Our Musical Heritage
William Booth's View
When planning to lead our congregations in worship, Scripture should be our first point of reference for best practices. The leaders and great examples of faith that have come before us provide us with blueprints that we can follow. As we launch Salvation Worship, I find it a fitting time to look back on William Booth’s view of musical worship and our heritage as worship leaders and musicians in the Salvation Army.
At first, Booth wasn’t too keen on it.
You can read various quotes that show William Booth was a bit wary of organized music groups in church. His priority was saving souls. The tools at his disposal were always pointed in that direction. The brass band was utilized in outdoor marches and open-air meetings with great success. Eventually, Booth begrudgingly allowed the use of the band indoors. He was particularly averse to choirs, and reportedly did not allow their official formation until 30 years after the movement had begun.
However, William Booth did recognize the power of music to move the soul to a place where people could meet with God, be convicted, be inspired, and changed. No matter what style of music or what instrument is being played, the intention of our Founder was that Salvation Army music should be soul saving music.
“You must sing good tunes. Let it be a good tune to begin with. I don’t care much whether you call it secular or sacred. I rather enjoy robbing the devil of his choicest tunes, and, after his subjects themselves, music is about the best commodity he possesses. It is like taking the enemy’s guns and turning them against him.
However, come it whence it may, let us have a real tune, that is, a melody with some distinct air in it, that one can take hold of, which people can learn, nay, which makes them learn it, which takes hold of them and goes on humming in the mind until they have mastered it. That is the sort of a tune to help you; it will preach to you and bring you believers and converts.”

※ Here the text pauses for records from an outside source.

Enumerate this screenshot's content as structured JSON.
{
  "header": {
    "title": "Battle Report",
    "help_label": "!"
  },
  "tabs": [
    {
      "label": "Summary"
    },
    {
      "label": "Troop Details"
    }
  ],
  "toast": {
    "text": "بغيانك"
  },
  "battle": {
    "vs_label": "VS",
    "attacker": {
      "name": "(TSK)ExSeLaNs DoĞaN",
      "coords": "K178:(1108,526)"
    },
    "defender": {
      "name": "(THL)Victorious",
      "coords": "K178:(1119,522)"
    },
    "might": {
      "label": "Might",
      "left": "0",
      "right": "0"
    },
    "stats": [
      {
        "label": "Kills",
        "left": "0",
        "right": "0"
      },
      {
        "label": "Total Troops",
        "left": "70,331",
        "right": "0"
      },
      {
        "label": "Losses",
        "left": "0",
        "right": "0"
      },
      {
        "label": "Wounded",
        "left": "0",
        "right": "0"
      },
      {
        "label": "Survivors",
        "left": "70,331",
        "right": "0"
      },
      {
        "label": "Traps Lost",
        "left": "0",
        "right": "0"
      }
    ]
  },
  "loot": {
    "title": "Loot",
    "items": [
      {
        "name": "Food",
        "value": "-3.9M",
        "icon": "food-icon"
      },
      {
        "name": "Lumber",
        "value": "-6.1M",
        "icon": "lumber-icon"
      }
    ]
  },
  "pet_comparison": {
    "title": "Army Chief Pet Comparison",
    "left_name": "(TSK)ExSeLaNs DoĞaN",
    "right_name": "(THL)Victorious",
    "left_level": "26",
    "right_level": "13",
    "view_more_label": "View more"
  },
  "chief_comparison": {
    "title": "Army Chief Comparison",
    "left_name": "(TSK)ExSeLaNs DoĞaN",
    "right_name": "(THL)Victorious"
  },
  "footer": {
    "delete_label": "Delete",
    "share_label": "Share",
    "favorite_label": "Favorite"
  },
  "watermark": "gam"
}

This quote from William Booth shows his intention and attitude toward music that I think we should keep in mind. It’s a poignant statement. Our musical heritage is not about styles or types of instruments played. It is the authentic and life-changing power that is within the lyrics and melodies of our heritage; a heritage that directs our worship to God alone and allows Him to do amazing things in and through our lives.
This is our musical heritage.
May we never forget it.